  • Palmer RH, Schönwasser DC, Rahman D, et al. (1996). "PRK1 phosphorylates MARCKS at the PKC sites: serine 152, serine 156 and serine 163". FEBS Lett. 378 (3): 281–5. doi:10.1016/0014-5793(95)01454-3. PMID 8557118. 
  • Swierczynski SL, Blackshear PJ (1996). "Myristoylation-dependent and electrostatic interactions exert independent effects on the membrane association of the myristoylated alanine-rich protein kinase C substrate protein in intact cells". J. Biol. Chem. 271 (38): 23424–30. doi:10.1074/jbc.271.38.23424. PMID 8798548. 
  • Spizz G, Blackshear PJ (1997). "Identification and characterization of cathepsin B as the cellular MARCKS cleaving enzyme". J. Biol. Chem. 272 (38): 23833–42. doi:10.1074/jbc.272.38.23833. PMID 9295331. 
  • Qi Q, Rajala RV, Anderson W, et al. (2000). "Molecular cloning, genomic organization, and biochemical characterization of myristoyl-CoA:protein N-myristoyltransferase from Arabidopsis thaliana". J. Biol. Chem. 275 (13): 9673–83. doi:10.1074/jbc.275.13.9673. PMID 10734119. 
  • Jin Cho S, La M, Ahn JK, et al. (2001). "Tob-mediated cross-talk between MARCKS phosphorylation and ErbB-2 activation". Biochem.

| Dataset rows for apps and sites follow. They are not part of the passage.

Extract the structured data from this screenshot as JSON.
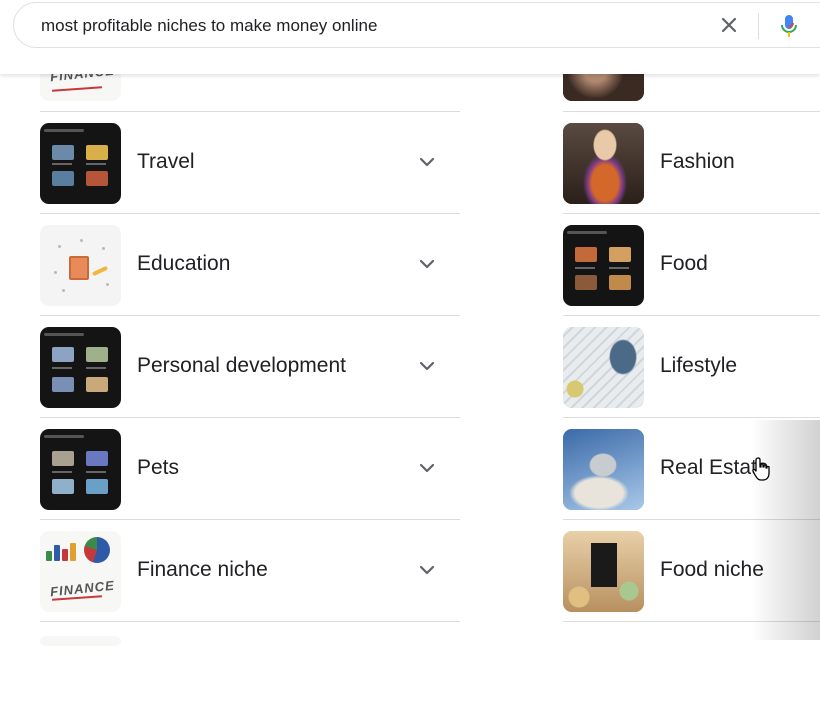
{
  "search": {
    "query": "most profitable niches to make money online",
    "clear_icon": "close-icon",
    "mic_icon": "microphone-icon"
  },
  "left_column": {
    "items": [
      {
        "label": "Travel",
        "thumb": "video-grid"
      },
      {
        "label": "Education",
        "thumb": "education-illustration"
      },
      {
        "label": "Personal development",
        "thumb": "video-grid"
      },
      {
        "label": "Pets",
        "thumb": "video-grid"
      },
      {
        "label": "Finance niche",
        "thumb": "finance-illustration"
      }
    ],
    "expand_icon": "chevron-down-icon"
  },
  "right_column": {
    "items": [
      {
        "label": "Fashion",
        "thumb": "fashion-photo"
      },
      {
        "label": "Food",
        "thumb": "video-grid"
      },
      {
        "label": "Lifestyle",
        "thumb": "lifestyle-photo"
      },
      {
        "label": "Real Estate",
        "thumb": "real-estate-photo"
      },
      {
        "label": "Food niche",
        "thumb": "food-phone-photo"
      }
    ]
  },
  "colors": {
    "text": "#202124",
    "divider": "#dadce0",
    "mic_blue": "#4285f4",
    "mic_red": "#ea4335"
  }
}
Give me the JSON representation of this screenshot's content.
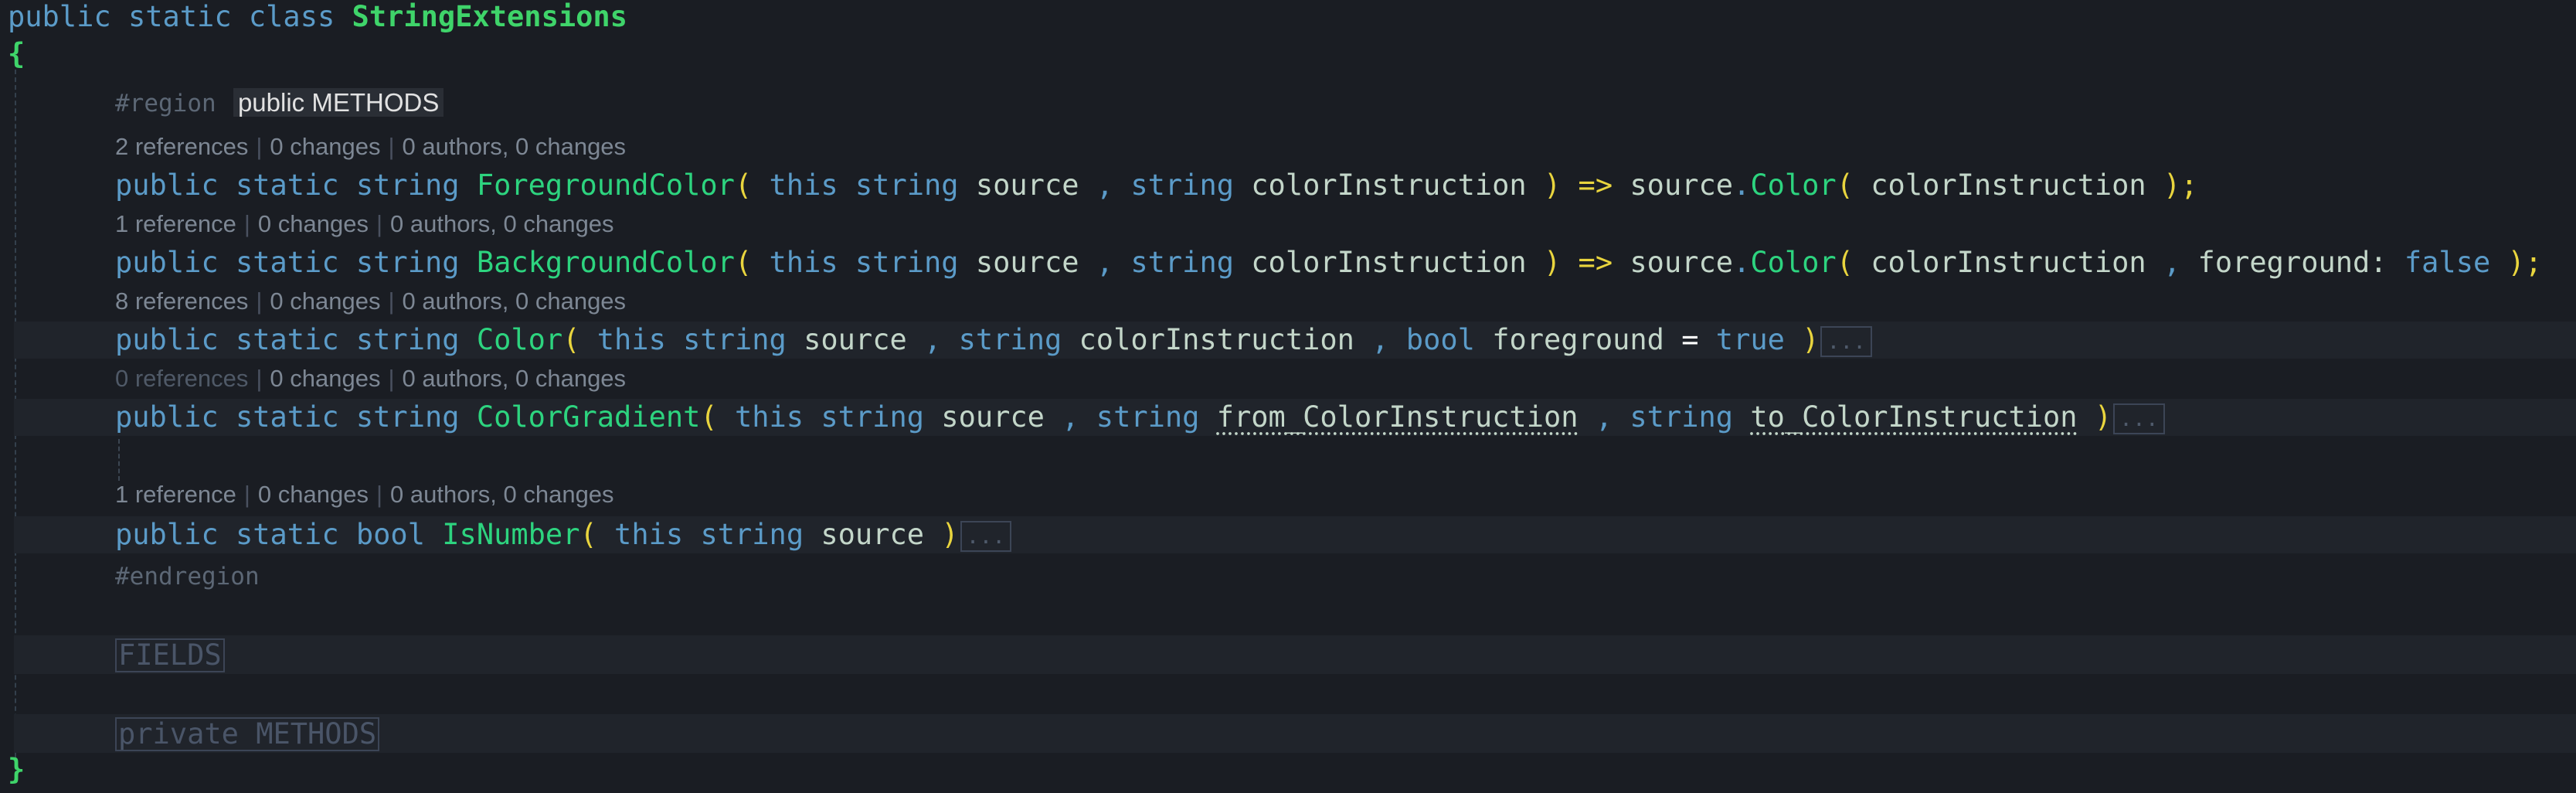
{
  "code": {
    "class_decl": {
      "kw1": "public",
      "kw2": "static",
      "kw3": "class",
      "name": "StringExtensions"
    },
    "open_brace": "{",
    "close_brace": "}",
    "region": {
      "directive": "#region",
      "name": "public METHODS",
      "end": "#endregion"
    },
    "methods": [
      {
        "lens": {
          "refs": "2 references",
          "changes": "0 changes",
          "authors": "0 authors, 0 changes"
        },
        "kw1": "public",
        "kw2": "static",
        "ret": "string",
        "name": "ForegroundColor",
        "p_this": "this",
        "p1_type": "string",
        "p1_name": "source",
        "comma": ",",
        "p2_type": "string",
        "p2_name": "colorInstruction",
        "arrow": "=>",
        "call_target": "source",
        "call_name": "Color",
        "arg1": "colorInstruction",
        "end": ";"
      },
      {
        "lens": {
          "refs": "1 reference",
          "changes": "0 changes",
          "authors": "0 authors, 0 changes"
        },
        "kw1": "public",
        "kw2": "static",
        "ret": "string",
        "name": "BackgroundColor",
        "p_this": "this",
        "p1_type": "string",
        "p1_name": "source",
        "comma": ",",
        "p2_type": "string",
        "p2_name": "colorInstruction",
        "arrow": "=>",
        "call_target": "source",
        "call_name": "Color",
        "arg1": "colorInstruction",
        "arg2_name": "foreground:",
        "arg2_val": "false",
        "end": ";"
      },
      {
        "lens": {
          "refs": "8 references",
          "changes": "0 changes",
          "authors": "0 authors, 0 changes"
        },
        "kw1": "public",
        "kw2": "static",
        "ret": "string",
        "name": "Color",
        "p_this": "this",
        "p1_type": "string",
        "p1_name": "source",
        "comma": ",",
        "p2_type": "string",
        "p2_name": "colorInstruction",
        "p3_type": "bool",
        "p3_name": "foreground",
        "eq": "=",
        "p3_val": "true",
        "fold": "..."
      },
      {
        "lens": {
          "refs": "0 references",
          "changes": "0 changes",
          "authors": "0 authors, 0 changes"
        },
        "kw1": "public",
        "kw2": "static",
        "ret": "string",
        "name": "ColorGradient",
        "p_this": "this",
        "p1_type": "string",
        "p1_name": "source",
        "comma": ",",
        "p2_type": "string",
        "p2_name": "from_ColorInstruction",
        "p3_type": "string",
        "p3_name": "to_ColorInstruction",
        "fold": "..."
      },
      {
        "lens": {
          "refs": "1 reference",
          "changes": "0 changes",
          "authors": "0 authors, 0 changes"
        },
        "kw1": "public",
        "kw2": "static",
        "ret": "bool",
        "name": "IsNumber",
        "p_this": "this",
        "p1_type": "string",
        "p1_name": "source",
        "fold": "..."
      }
    ],
    "collapsed_regions": [
      "FIELDS",
      "private METHODS"
    ]
  },
  "colors": {
    "background": "#1a1d23",
    "keyword": "#5b9bc8",
    "type_name": "#3fd46a",
    "method": "#2dd47f",
    "identifier": "#c3d6c9",
    "paren": "#e9d53e",
    "codelens": "#7d8794"
  }
}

Biophys. Res. Commun. 283 (2): 273–7. doi:10.1006/bbrc.2001.4773. PMID 11327693. 
  • Li Y, Martin LD, Spizz G, Adler KB (2001). "MARCKS protein is a key molecule regulating mucin secretion by human airway epithelial cells in vitro". J. Biol. Chem. 276 (44): 40982–90. doi:10.1074/jbc.M105614200. PMID 11533058. 
  • Rauch ME, Ferguson CG, Prestwich GD, Cafiso DS (2002). "Myristoylated alanine-rich C kinase substrate (MARCKS) sequesters spin-labeled phosphatidylinositol 4,5-bisphosphate in lipid bilayers". J. Biol. Chem. 277 (16): 14068–76. doi:10.1074/jbc.M109572200. PMID 11825894. 

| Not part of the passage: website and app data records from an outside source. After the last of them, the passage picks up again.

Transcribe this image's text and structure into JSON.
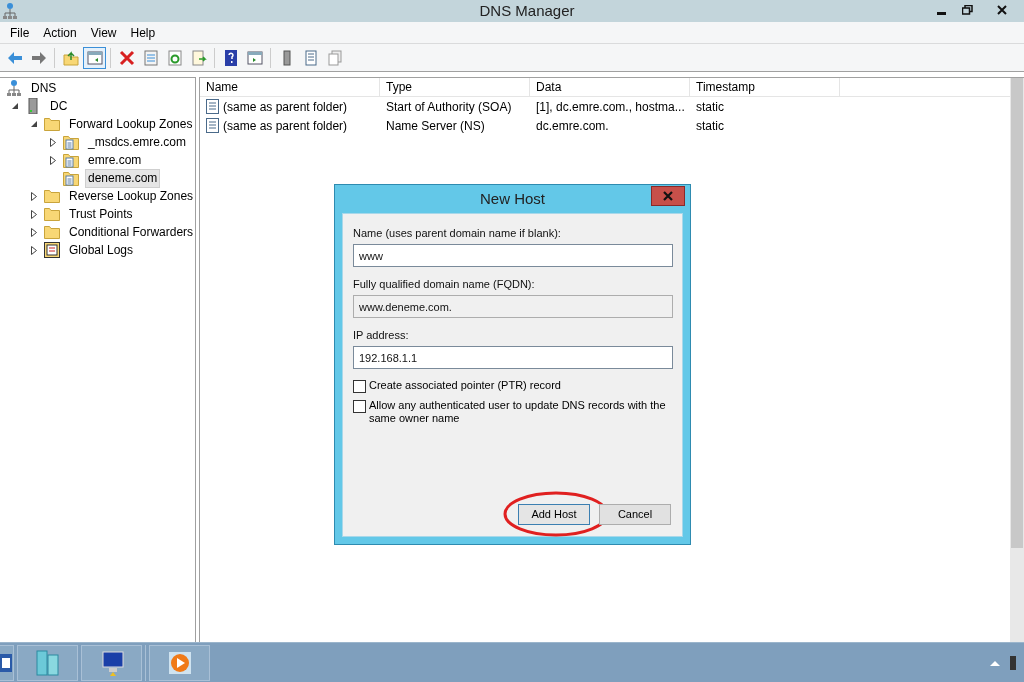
{
  "window": {
    "title": "DNS Manager"
  },
  "menu": [
    "File",
    "Action",
    "View",
    "Help"
  ],
  "tree": [
    {
      "label": "DNS",
      "kind": "dns",
      "selected": false,
      "children": [
        {
          "label": "DC",
          "kind": "server",
          "expanded": true,
          "selected": false,
          "children": [
            {
              "label": "Forward Lookup Zones",
              "kind": "folder",
              "expanded": true,
              "selected": false,
              "children": [
                {
                  "label": "_msdcs.emre.com",
                  "kind": "zone",
                  "expanded": false,
                  "selected": false
                },
                {
                  "label": "emre.com",
                  "kind": "zone",
                  "expanded": false,
                  "selected": false
                },
                {
                  "label": "deneme.com",
                  "kind": "zone",
                  "selected": true
                }
              ]
            },
            {
              "label": "Reverse Lookup Zones",
              "kind": "folder",
              "expanded": false,
              "selected": false
            },
            {
              "label": "Trust Points",
              "kind": "folder",
              "expanded": false,
              "selected": false
            },
            {
              "label": "Conditional Forwarders",
              "kind": "folder",
              "expanded": false,
              "selected": false
            },
            {
              "label": "Global Logs",
              "kind": "logs",
              "expanded": false,
              "selected": false
            }
          ]
        }
      ]
    }
  ],
  "table": {
    "columns": [
      "Name",
      "Type",
      "Data",
      "Timestamp"
    ],
    "rows": [
      [
        "(same as parent folder)",
        "Start of Authority (SOA)",
        "[1], dc.emre.com., hostma...",
        "static"
      ],
      [
        "(same as parent folder)",
        "Name Server (NS)",
        "dc.emre.com.",
        "static"
      ]
    ]
  },
  "dialog": {
    "title": "New Host",
    "fields": [
      {
        "label": "Name (uses parent domain name if blank):",
        "value": "www",
        "disabled": false
      },
      {
        "label": "Fully qualified domain name (FQDN):",
        "value": "www.deneme.com.",
        "disabled": true
      },
      {
        "label": "IP address:",
        "value": "192.168.1.1",
        "disabled": false
      }
    ],
    "checkboxes": [
      {
        "label": "Create associated pointer (PTR) record",
        "checked": false
      },
      {
        "label": "Allow any authenticated user to update DNS records with the same owner name",
        "checked": false
      }
    ],
    "buttons": [
      {
        "label": "Add Host",
        "highlighted": true
      },
      {
        "label": "Cancel",
        "highlighted": false
      }
    ]
  }
}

  • Sergio Alonso; Undine Dietrich; Chris Händel; Josef A. Käs; Markus Bär (2011). "Oscillations in the Lateral Pressure of Lipid Monolayers Induced by Nonlinear Chemical Dynamics of the Second Messengers MARCKS and Protein Kinase C". Biophysical Journal. 100 (4): 939–947. doi:10.1016/j.bpj.2010.12.3702. PMC 3037601Freely accessible. PMID 21320438. 

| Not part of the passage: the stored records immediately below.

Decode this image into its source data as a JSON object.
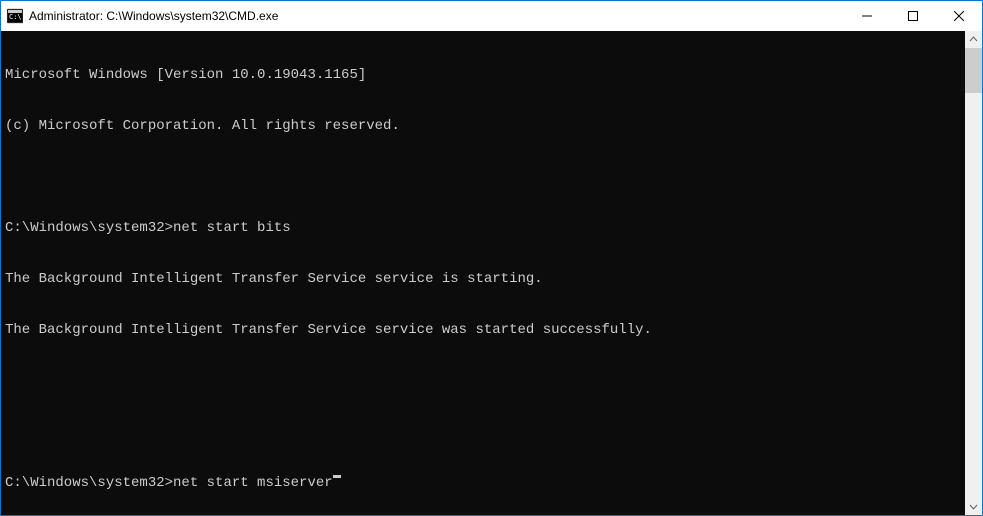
{
  "window": {
    "title": "Administrator: C:\\Windows\\system32\\CMD.exe"
  },
  "console": {
    "lines": [
      "Microsoft Windows [Version 10.0.19043.1165]",
      "(c) Microsoft Corporation. All rights reserved.",
      "",
      "",
      "The Background Intelligent Transfer Service service is starting.",
      "The Background Intelligent Transfer Service service was started successfully.",
      "",
      ""
    ],
    "prompt1_path": "C:\\Windows\\system32>",
    "prompt1_cmd": "net start bits",
    "prompt2_path": "C:\\Windows\\system32>",
    "prompt2_cmd": "net start msiserver"
  }
}
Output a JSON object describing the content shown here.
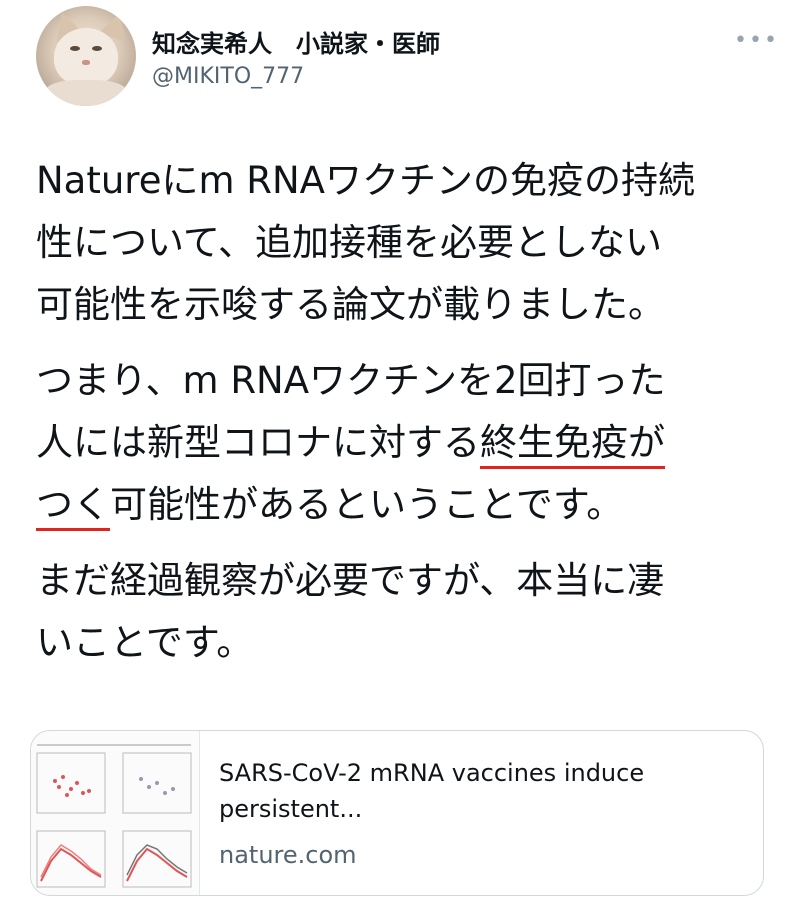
{
  "author": {
    "display_name": "知念実希人　小説家・医師",
    "handle": "@MIKITO_777",
    "more_icon": "more-horizontal-icon"
  },
  "tweet": {
    "para1": [
      "Natureにm RNAワクチンの免疫の持続",
      "性について、追加接種を必要としない",
      "可能性を示唆する論文が載りました。"
    ],
    "para2": {
      "line1": "つまり、m RNAワクチンを2回打った",
      "line2_pre": "人には新型コロナに対する",
      "line2_u": "終生免疫が",
      "line3_u": "つく",
      "line3_post": "可能性があるということです。"
    },
    "para3": [
      "まだ経過観察が必要ですが、本当に凄",
      "いことです。"
    ],
    "underline_color": "#e0241e"
  },
  "link_card": {
    "title_lines": [
      "SARS-CoV-2 mRNA vaccines induce",
      "persistent..."
    ],
    "domain": "nature.com",
    "thumbnail_icon": "figure-thumbnail-icon"
  }
}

  • Jürgen Lippoldt; Chris Händel; Undine Dietrich; Josef A. Käs (2014). "Dynamic membrane structure induces temporal pattern formation". Biochimica et Biophysica Acta (BBA) - Biomembranes. 1838 (10): 2380–90. doi:10.1016/j.bbamem.2014.05.018. PMID 24866013.